According to data from the Harvard Global Health Institute, Milwaukee's hospitals would run out of beds if 20 percent of the city's population becomes infected with the coronavirus between 6 to 12 months.
Dr. Ryan Westergaard of the State Bureau of Communicable Diseases said what exacerbates any future issues with bed capacity is that we most likely have more positive cases than what's currently reported.
"This could develop much larger, very quickly," Dr. Westergaard said.
Mayor Tom Barrett said this is a real concern.
"Bed capacity is very much on the front burner and will be getting even more of our attention," Barrett said.
Barrett said the city has had conversations with places like hotels and convents to house patients.
The Greater Milwaukee Hotel and Lodging Association provided TMJ4 News with a statement on the matter. It reads in part, "Some properties are looking into the possibility of accepting non-traditional business through state or federal governments in the interim, and may, on a case-by-case basis, consider accepting hospital overflow…"

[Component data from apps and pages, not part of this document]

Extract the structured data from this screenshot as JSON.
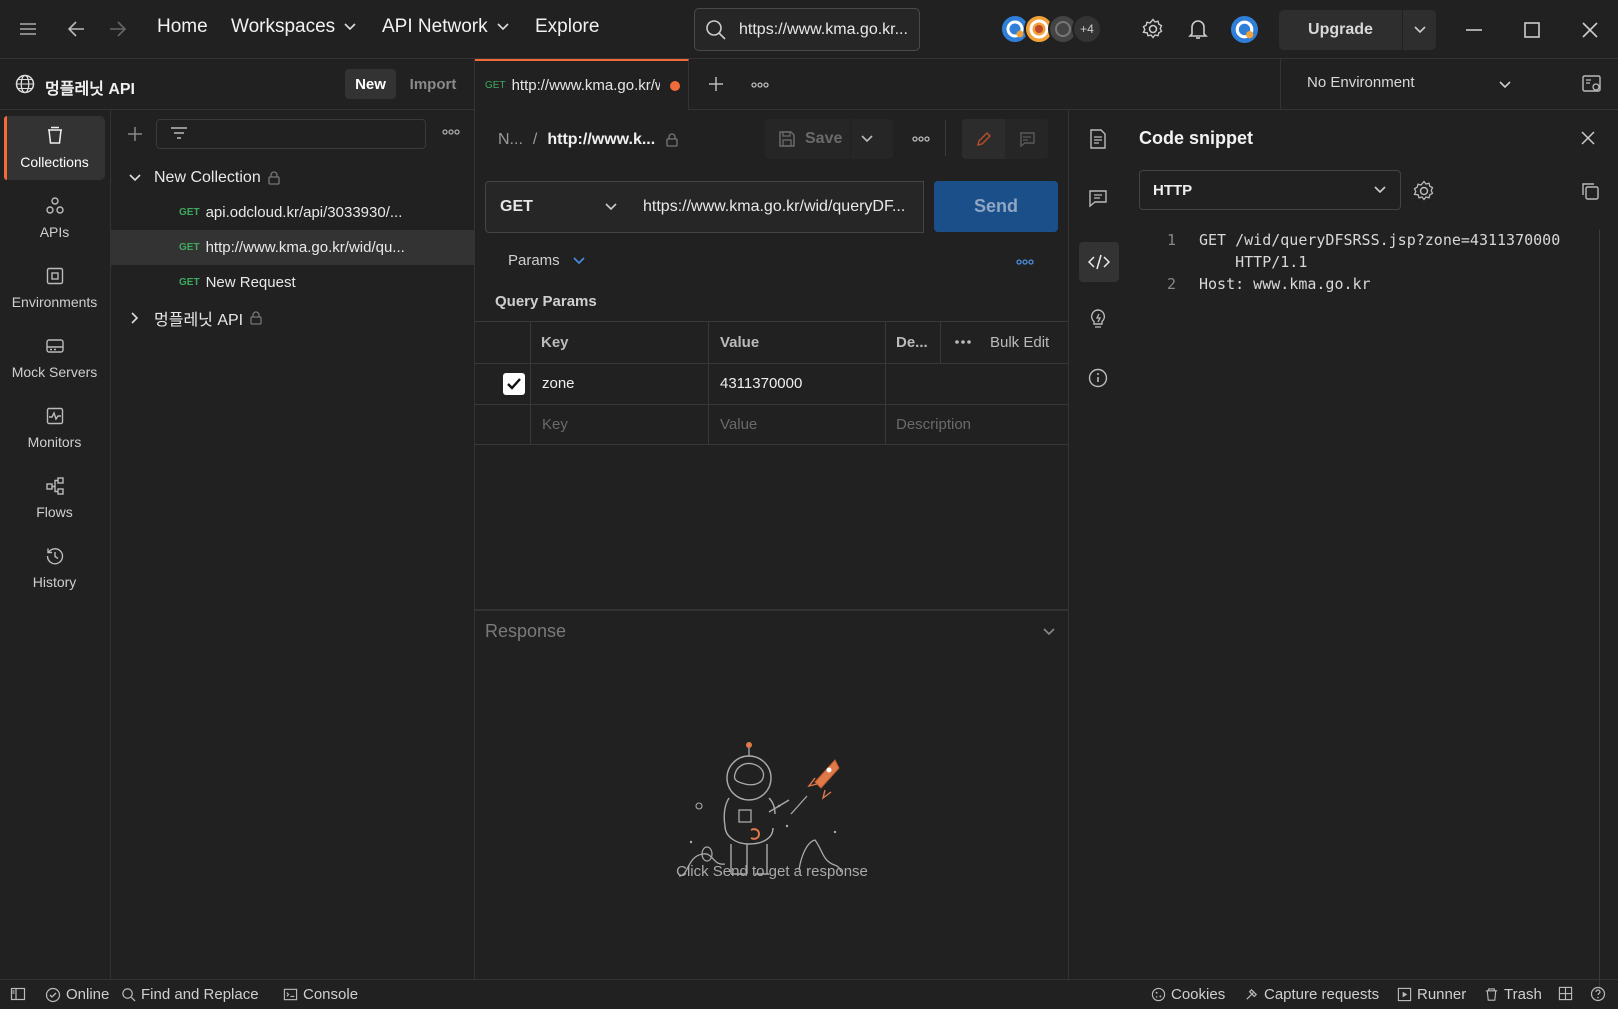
{
  "nav": {
    "home": "Home",
    "workspaces": "Workspaces",
    "api_network": "API Network",
    "explore": "Explore",
    "search_value": "https://www.kma.go.kr...",
    "avatar_extra": "+4",
    "upgrade": "Upgrade"
  },
  "workspace": {
    "name": "멍플레닛 API",
    "new_label": "New",
    "import_label": "Import"
  },
  "rail": [
    {
      "label": "Collections",
      "icon": "collections-icon"
    },
    {
      "label": "APIs",
      "icon": "apis-icon"
    },
    {
      "label": "Environments",
      "icon": "environments-icon"
    },
    {
      "label": "Mock Servers",
      "icon": "mock-servers-icon"
    },
    {
      "label": "Monitors",
      "icon": "monitors-icon"
    },
    {
      "label": "Flows",
      "icon": "flows-icon"
    },
    {
      "label": "History",
      "icon": "history-icon"
    }
  ],
  "tree": {
    "collection1": "New Collection",
    "req1_method": "GET",
    "req1_name": "api.odcloud.kr/api/3033930/...",
    "req2_method": "GET",
    "req2_name": "http://www.kma.go.kr/wid/qu...",
    "req3_method": "GET",
    "req3_name": "New Request",
    "collection2": "멍플레닛 API"
  },
  "tab": {
    "method": "GET",
    "title": "http://www.kma.go.kr/w"
  },
  "environment": "No Environment",
  "request": {
    "breadcrumb_parent": "N...",
    "breadcrumb_sep": "/",
    "breadcrumb_current": "http://www.k...",
    "save_label": "Save",
    "method": "GET",
    "url": "https://www.kma.go.kr/wid/queryDF...",
    "send_label": "Send",
    "params_tab": "Params",
    "query_params_title": "Query Params",
    "col_key": "Key",
    "col_value": "Value",
    "col_desc": "De...",
    "bulk_edit": "Bulk Edit",
    "param_key": "zone",
    "param_value": "4311370000",
    "placeholder_key": "Key",
    "placeholder_value": "Value",
    "placeholder_desc": "Description"
  },
  "response": {
    "title": "Response",
    "empty_text": "Click Send to get a response"
  },
  "code_snippet": {
    "title": "Code snippet",
    "language": "HTTP",
    "lines": [
      {
        "num": "1",
        "text": "GET /wid/queryDFSRSS.jsp?zone=4311370000"
      },
      {
        "num": "",
        "text": "    HTTP/1.1"
      },
      {
        "num": "2",
        "text": "Host: www.kma.go.kr"
      }
    ]
  },
  "status": {
    "online": "Online",
    "find_replace": "Find and Replace",
    "console": "Console",
    "cookies": "Cookies",
    "capture": "Capture requests",
    "runner": "Runner",
    "trash": "Trash"
  },
  "colors": {
    "accent": "#f26b3a",
    "send": "#1b4f8a",
    "get": "#3fa85f"
  }
}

The spokesperson for the trade association said they don't know of any commitments right now.
The hope is that we don't reach that point.
"We need to be doing everything we can right now to prevent that from happening," Palm said.
Palm said the state has task forces at the emergency operations center focused on issues, including surge planning and isolation facilities.